• 2nd BCT of the 101st Airborne: helicopter-borne light infantry, Fort Campbell, Kentucky (May 2020)

• 1st BCT, 2nd Infantry: medium-unit mounted in wheeled Strykers, Fort Lewis, Washington (June 2020).

• 3rd Armored BCT, 1st Armored Division: heavily armored tracked vehicles, Fort Bliss, Texas (July 2020)

• 1st BCT of the 82nd Airborne: light infantry, paratroopers (September 2020)

Feedback from the brigades will inform the service’s final Capabilities Development Document (CDD).


The Shadow UAV first saw military operations in the early 2000s. The system, designated the RQ-7, was innovative for its time with its 38 bhp (28 kW) AR741-1101 Wankel aviation gas engine, electro optic/infrared imaging sensor turret, and twin-tail boom empennage and inverted v-tail. It has flown hundreds of thousands of hours gathering reconnaissance data on missions around the world.

While a tactical solution for the time, the Shadow is not easily transportable or deployable—a challenge as the military moves away from stationary counterinsurgency warfare to more modern methods that rely on expeditionary intelligence and surveillance. The Shadow requires a runway, as well as associated launch and recovery systems, and weight is an issue. A full platoon of four RQ-7Bv2 Shadows, which includes four air vehicles, two High Mobility Multipurpose Wheeled Vehicles, hydraulic launcher, ground data terminals, etc., requires three C-130 transport planes.

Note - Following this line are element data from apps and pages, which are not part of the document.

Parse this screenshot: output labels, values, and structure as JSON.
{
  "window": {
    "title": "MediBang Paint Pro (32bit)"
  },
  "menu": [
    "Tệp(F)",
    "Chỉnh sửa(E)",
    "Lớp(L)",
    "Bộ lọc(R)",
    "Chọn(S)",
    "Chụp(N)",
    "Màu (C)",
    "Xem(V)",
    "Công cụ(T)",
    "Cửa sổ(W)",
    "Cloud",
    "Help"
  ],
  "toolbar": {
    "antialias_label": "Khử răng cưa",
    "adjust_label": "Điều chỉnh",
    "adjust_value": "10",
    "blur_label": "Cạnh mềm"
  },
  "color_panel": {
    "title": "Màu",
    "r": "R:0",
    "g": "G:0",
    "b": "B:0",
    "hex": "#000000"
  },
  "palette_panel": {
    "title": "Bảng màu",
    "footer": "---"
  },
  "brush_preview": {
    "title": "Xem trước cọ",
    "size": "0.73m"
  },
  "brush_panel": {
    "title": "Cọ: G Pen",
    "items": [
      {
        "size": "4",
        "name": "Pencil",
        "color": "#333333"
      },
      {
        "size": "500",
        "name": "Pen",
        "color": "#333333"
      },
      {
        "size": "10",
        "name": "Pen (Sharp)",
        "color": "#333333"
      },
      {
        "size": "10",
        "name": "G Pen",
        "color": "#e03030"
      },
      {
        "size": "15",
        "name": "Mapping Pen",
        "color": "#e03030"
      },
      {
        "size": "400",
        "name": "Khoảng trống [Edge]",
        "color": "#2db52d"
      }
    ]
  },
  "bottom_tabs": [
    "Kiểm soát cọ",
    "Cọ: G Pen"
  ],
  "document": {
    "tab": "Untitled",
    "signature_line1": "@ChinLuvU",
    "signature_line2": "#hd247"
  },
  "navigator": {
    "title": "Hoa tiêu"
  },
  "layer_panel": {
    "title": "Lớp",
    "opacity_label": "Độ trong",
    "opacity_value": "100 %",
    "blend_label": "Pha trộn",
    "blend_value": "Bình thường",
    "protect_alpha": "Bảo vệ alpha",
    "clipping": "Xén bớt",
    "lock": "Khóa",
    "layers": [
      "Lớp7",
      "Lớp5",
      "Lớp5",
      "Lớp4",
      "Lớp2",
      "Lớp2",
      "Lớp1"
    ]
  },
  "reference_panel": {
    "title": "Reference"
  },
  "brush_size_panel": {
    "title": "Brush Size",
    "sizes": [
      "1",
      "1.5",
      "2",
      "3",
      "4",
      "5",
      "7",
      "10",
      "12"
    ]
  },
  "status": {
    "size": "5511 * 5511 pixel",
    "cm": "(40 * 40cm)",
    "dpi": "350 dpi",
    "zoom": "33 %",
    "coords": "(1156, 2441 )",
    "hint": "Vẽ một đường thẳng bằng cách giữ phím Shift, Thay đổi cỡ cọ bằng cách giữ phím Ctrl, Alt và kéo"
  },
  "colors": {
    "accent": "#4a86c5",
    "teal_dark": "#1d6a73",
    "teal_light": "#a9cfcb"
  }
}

With an emphasis on expeditionary missions, the Army’s non-development FTUAS scout drones must be runway-independent, fit in a single CH-47 helicopter and employ ALE-capabilities, meaning it should be deployable from a helicopter mid-air.

All of the proposed systems emphasize transportability and flexibility, which will help push drones beyond reconnaissance and surveillance missions. The Army envisions ALE-capable solutions that go from box-to-launch in less than one hour. The Army tested the launch of an unmanned system in August 2018 with the pilot demonstration of the Air-Launched, Tube-Integrated Unmanned System (ALTIUS) from a UH-60 Black Hawk helicopter. UAS developers have continued to push the capabilities of these UAS in ALE and other operations.

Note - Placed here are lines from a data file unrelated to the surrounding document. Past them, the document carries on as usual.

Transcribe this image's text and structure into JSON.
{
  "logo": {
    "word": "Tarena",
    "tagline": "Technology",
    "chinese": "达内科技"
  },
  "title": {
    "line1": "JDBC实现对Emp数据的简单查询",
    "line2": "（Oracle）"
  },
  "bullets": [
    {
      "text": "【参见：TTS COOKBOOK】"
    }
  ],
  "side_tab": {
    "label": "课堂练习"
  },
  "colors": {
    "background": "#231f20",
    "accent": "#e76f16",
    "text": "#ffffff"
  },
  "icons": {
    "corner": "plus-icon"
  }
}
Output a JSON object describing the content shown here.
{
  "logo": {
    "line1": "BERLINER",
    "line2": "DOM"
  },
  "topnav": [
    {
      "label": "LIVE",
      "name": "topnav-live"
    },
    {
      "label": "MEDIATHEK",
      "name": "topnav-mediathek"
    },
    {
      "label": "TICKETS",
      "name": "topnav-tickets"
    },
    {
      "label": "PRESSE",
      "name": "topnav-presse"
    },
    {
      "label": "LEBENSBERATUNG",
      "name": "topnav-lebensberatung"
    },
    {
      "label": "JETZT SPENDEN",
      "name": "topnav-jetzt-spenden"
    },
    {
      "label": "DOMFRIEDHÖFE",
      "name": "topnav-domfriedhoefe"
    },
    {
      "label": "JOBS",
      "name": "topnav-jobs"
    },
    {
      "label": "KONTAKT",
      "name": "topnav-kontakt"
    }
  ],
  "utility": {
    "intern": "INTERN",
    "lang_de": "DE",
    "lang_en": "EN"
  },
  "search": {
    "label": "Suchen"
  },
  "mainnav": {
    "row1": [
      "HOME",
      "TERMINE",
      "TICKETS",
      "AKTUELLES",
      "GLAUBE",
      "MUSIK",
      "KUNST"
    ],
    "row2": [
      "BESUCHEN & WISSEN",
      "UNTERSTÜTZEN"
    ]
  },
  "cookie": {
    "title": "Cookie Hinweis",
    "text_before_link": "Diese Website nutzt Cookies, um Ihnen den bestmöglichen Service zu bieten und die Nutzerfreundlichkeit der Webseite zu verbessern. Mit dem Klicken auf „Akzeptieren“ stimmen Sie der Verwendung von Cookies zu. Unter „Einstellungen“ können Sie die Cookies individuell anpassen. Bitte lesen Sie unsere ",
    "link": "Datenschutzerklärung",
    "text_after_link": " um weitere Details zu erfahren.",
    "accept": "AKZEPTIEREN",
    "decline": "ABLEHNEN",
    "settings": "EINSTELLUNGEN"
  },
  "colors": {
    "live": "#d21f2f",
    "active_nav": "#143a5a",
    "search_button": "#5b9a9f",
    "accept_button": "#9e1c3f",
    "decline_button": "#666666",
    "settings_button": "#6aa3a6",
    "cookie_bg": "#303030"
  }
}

In 2019, the Army selected four teams to compete for the RQ-7 Shadow drone replacement contract. The four UAS contenders for the Army contract are:

• Aerosonde Hybrid Quad (HQ) from Textron Systems/AAI, of Cockeysville, Maryland

• V-BAT from Martin UAV of Plano, Texas with Northrop Grumman Technology Services

• FVR-90 from L3Harris Technologies, of Melbourne, Florida

• Jump 20 from Arcturus UAV, of Petaluma, California.

Three of the teams presented UAS quadcopter/propeller combinations and one (Martin UAV’s V-BAT) takes off and lands from its tail, and flips to horizontal flight once in the air.

All of the solutions are runway-independent, and demonstrate impressive long endurance, low acoustic signatures and easy payload integration and flexibility. Built for expeditionary ISR missions in challenging weather conditions, confined areas and at sea, these scout drones are also capable of incorporating a range of sensors, including short wave infrared, hyperspectral, synthetic aperture radar and signal intelligence systems, and video/data links that operate in L, S or C bands and transmit real-time sensor data.


To the Army, the 2020 evaluations by BCTs will be a validation of current capabilities in non-developmental scout drones and education and training protocols.

Colonel Heath Niemi (Ret.), vice president of global sales & development for Martin UAV, believes it’s also going to be a catalyst for advancement. “Once we get these systems into the hands of soldiers, they will come up with applications that we never considered. For developers like us, that’s what is truly exciting—a new generation of uses,” he said.

These advances will likely range from flying in challenging spaces, such as low-level contours, to improved anti-jammable satellite communications.

Field tests are scheduled to be complete by February 2021.